## Required action
Look for the word "value" in the entries below, then copy every line that has it.

## Task data
--- START ---

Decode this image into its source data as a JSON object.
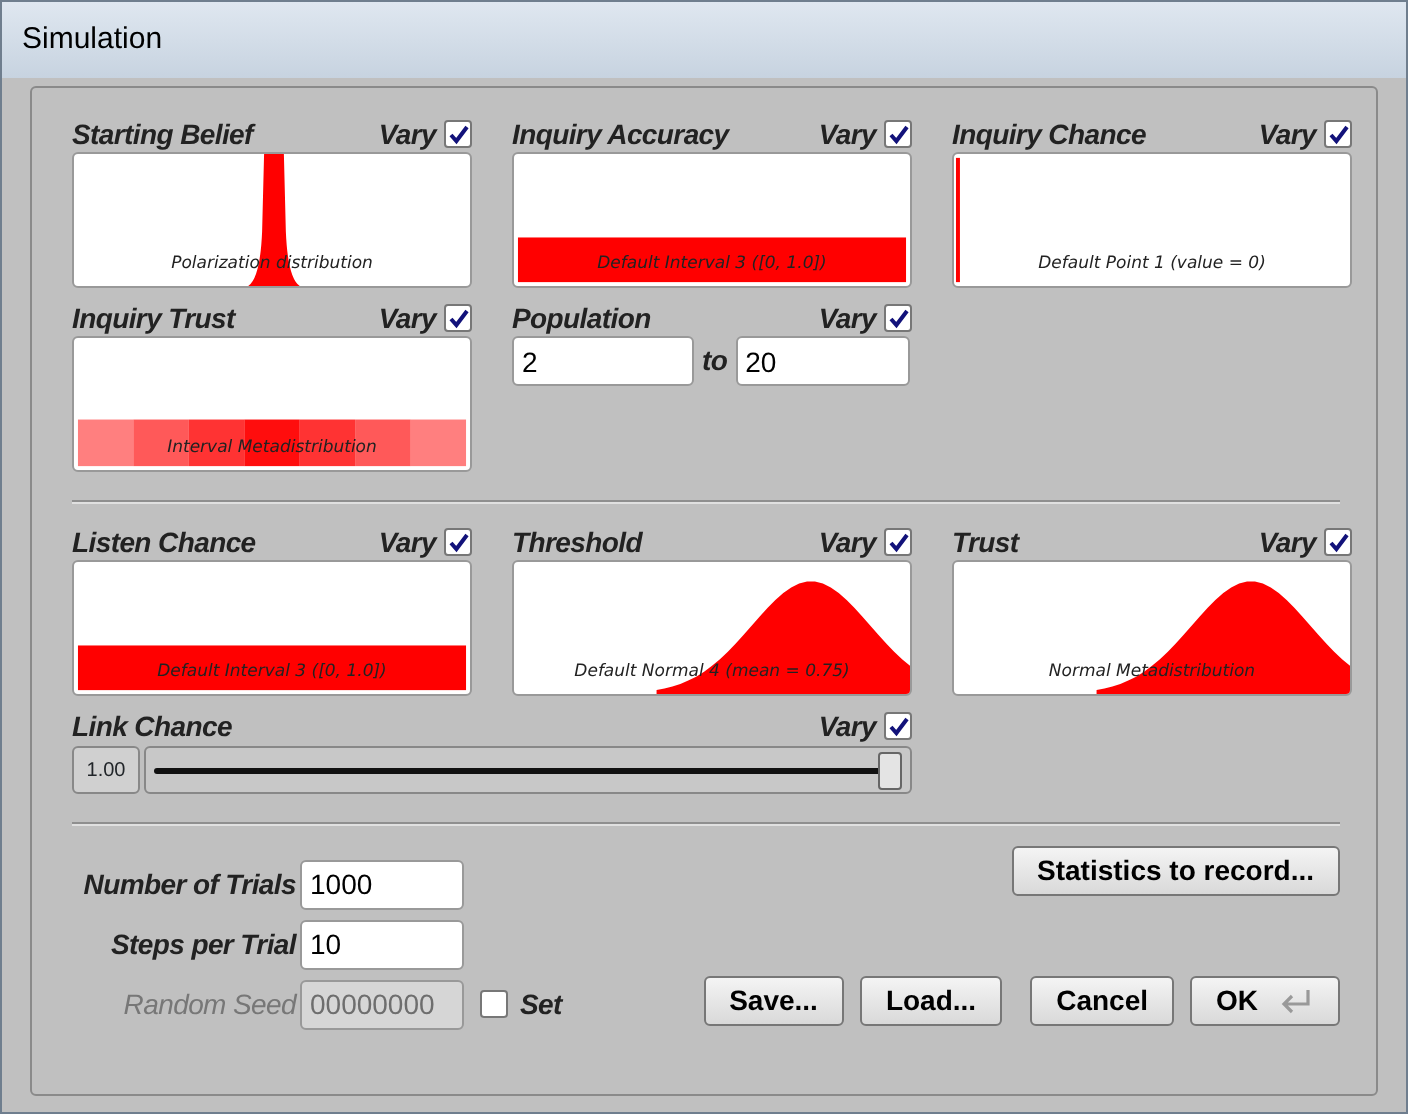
{
  "window": {
    "title": "Simulation"
  },
  "sections": [
    {
      "panels": [
        {
          "kind": "dist",
          "label": "Starting Belief",
          "vary_label": "Vary",
          "vary": true,
          "plot": {
            "kind": "peak"
          },
          "caption": "Polarization distribution"
        },
        {
          "kind": "dist",
          "label": "Inquiry Accuracy",
          "vary_label": "Vary",
          "vary": true,
          "plot": {
            "kind": "interval"
          },
          "caption": "Default Interval 3 ([0, 1.0])"
        },
        {
          "kind": "dist",
          "label": "Inquiry Chance",
          "vary_label": "Vary",
          "vary": true,
          "plot": {
            "kind": "point"
          },
          "caption": "Default Point 1 (value = 0)"
        },
        {
          "kind": "dist",
          "label": "Inquiry Trust",
          "vary_label": "Vary",
          "vary": true,
          "plot": {
            "kind": "metadist"
          },
          "caption": "Interval Metadistribution"
        },
        {
          "kind": "range",
          "label": "Population",
          "vary_label": "Vary",
          "vary": true,
          "from": "2",
          "joiner": "to",
          "to": "20"
        }
      ]
    },
    {
      "panels": [
        {
          "kind": "dist",
          "label": "Listen Chance",
          "vary_label": "Vary",
          "vary": true,
          "plot": {
            "kind": "interval"
          },
          "caption": "Default Interval 3 ([0, 1.0])"
        },
        {
          "kind": "dist",
          "label": "Threshold",
          "vary_label": "Vary",
          "vary": true,
          "plot": {
            "kind": "normal"
          },
          "caption": "Default Normal 4 (mean = 0.75)"
        },
        {
          "kind": "dist",
          "label": "Trust",
          "vary_label": "Vary",
          "vary": true,
          "plot": {
            "kind": "normal"
          },
          "caption": "Normal Metadistribution"
        },
        {
          "kind": "slider",
          "label": "Link Chance",
          "vary_label": "Vary",
          "vary": true,
          "reading": "1.00",
          "level": 1.0
        }
      ]
    }
  ],
  "fields": [
    {
      "label": "Number of Trials",
      "value": "1000",
      "disabled": false
    },
    {
      "label": "Steps per Trial",
      "value": "10",
      "disabled": false
    },
    {
      "label": "Random Seed",
      "value": "00000000",
      "disabled": true,
      "check_label": "Set",
      "checked": false
    }
  ],
  "stats_button": "Statistics to record...",
  "buttons": [
    {
      "label": "Save...",
      "kind": "plain"
    },
    {
      "label": "Load...",
      "kind": "plain"
    },
    {
      "label": "Cancel",
      "kind": "plain"
    },
    {
      "label": "OK",
      "kind": "default"
    }
  ]
}
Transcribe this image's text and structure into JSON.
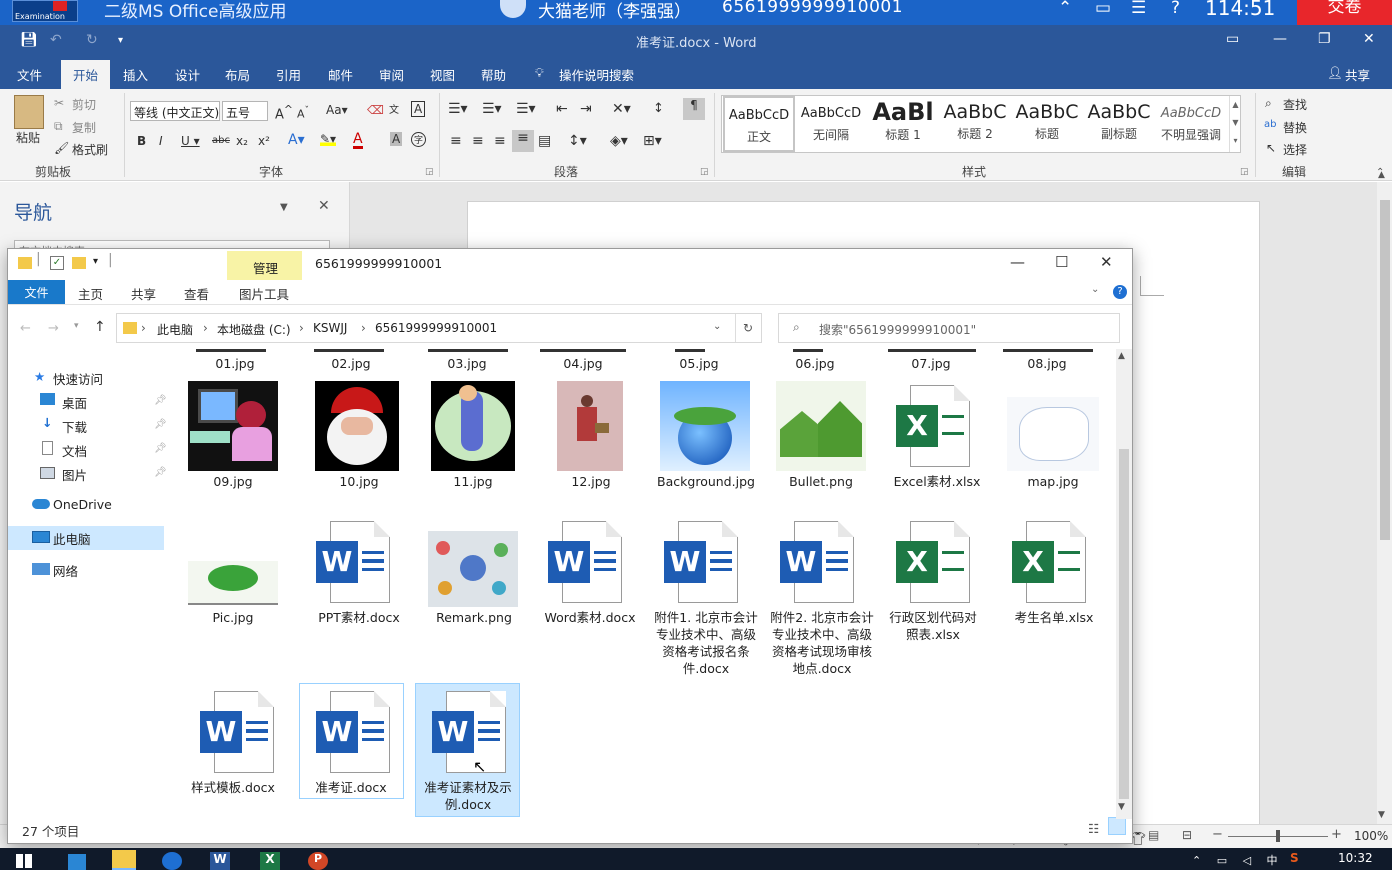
{
  "exam_bar": {
    "logo_text": "Examination",
    "title": "二级MS Office高级应用",
    "teacher": "大猫老师（李强强）",
    "ticket": "6561999999910001",
    "time": "114:51",
    "submit": "交卷"
  },
  "word": {
    "doc_title": "准考证.docx - Word",
    "tabs": [
      "文件",
      "开始",
      "插入",
      "设计",
      "布局",
      "引用",
      "邮件",
      "审阅",
      "视图",
      "帮助"
    ],
    "tell_me": "操作说明搜索",
    "share": "共享",
    "clipboard": {
      "paste": "粘贴",
      "cut": "剪切",
      "copy": "复制",
      "format_painter": "格式刷",
      "group": "剪贴板"
    },
    "font": {
      "name": "等线 (中文正文)",
      "size": "五号",
      "group": "字体"
    },
    "paragraph": {
      "group": "段落"
    },
    "styles": {
      "group": "样式",
      "items": [
        {
          "preview": "AaBbCcD",
          "name": "正文"
        },
        {
          "preview": "AaBbCcD",
          "name": "无间隔"
        },
        {
          "preview": "AaBl",
          "name": "标题 1"
        },
        {
          "preview": "AaBbC",
          "name": "标题 2"
        },
        {
          "preview": "AaBbC",
          "name": "标题"
        },
        {
          "preview": "AaBbC",
          "name": "副标题"
        },
        {
          "preview": "AaBbCcD",
          "name": "不明显强调"
        }
      ]
    },
    "editing": {
      "find": "查找",
      "replace": "替换",
      "select": "选择",
      "group": "编辑"
    },
    "nav": {
      "title": "导航",
      "search_placeholder": "在文档中搜索"
    },
    "zoom": "100%"
  },
  "explorer": {
    "manage_tab": "管理",
    "path_title": "6561999999910001",
    "ribbon_tabs": [
      "文件",
      "主页",
      "共享",
      "查看",
      "图片工具"
    ],
    "address": [
      "此电脑",
      "本地磁盘 (C:)",
      "KSWJJ",
      "6561999999910001"
    ],
    "search_placeholder": "搜索\"6561999999910001\"",
    "nav": {
      "quick_access": "快速访问",
      "desktop": "桌面",
      "downloads": "下载",
      "documents": "文档",
      "pictures": "图片",
      "onedrive": "OneDrive",
      "this_pc": "此电脑",
      "network": "网络"
    },
    "status": "27 个项目",
    "row0": [
      "01.jpg",
      "02.jpg",
      "03.jpg",
      "04.jpg",
      "05.jpg",
      "06.jpg",
      "07.jpg",
      "08.jpg"
    ],
    "row1": [
      "09.jpg",
      "10.jpg",
      "11.jpg",
      "12.jpg",
      "Background.jpg",
      "Bullet.png",
      "Excel素材.xlsx",
      "map.jpg"
    ],
    "row2": [
      "Pic.jpg",
      "PPT素材.docx",
      "Remark.png",
      "Word素材.docx",
      "附件1. 北京市会计专业技术中、高级资格考试报名条件.docx",
      "附件2. 北京市会计专业技术中、高级资格考试现场审核地点.docx",
      "行政区划代码对照表.xlsx",
      "考生名单.xlsx"
    ],
    "row3": [
      "样式模板.docx",
      "准考证.docx",
      "准考证素材及示例.docx"
    ]
  },
  "taskbar": {
    "clock": "10:32"
  }
}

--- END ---

## Response box
          "caption": "Default Point 1 (value = 0)"
      "value": "1000",
      "value": "10",
      "value": "00000000",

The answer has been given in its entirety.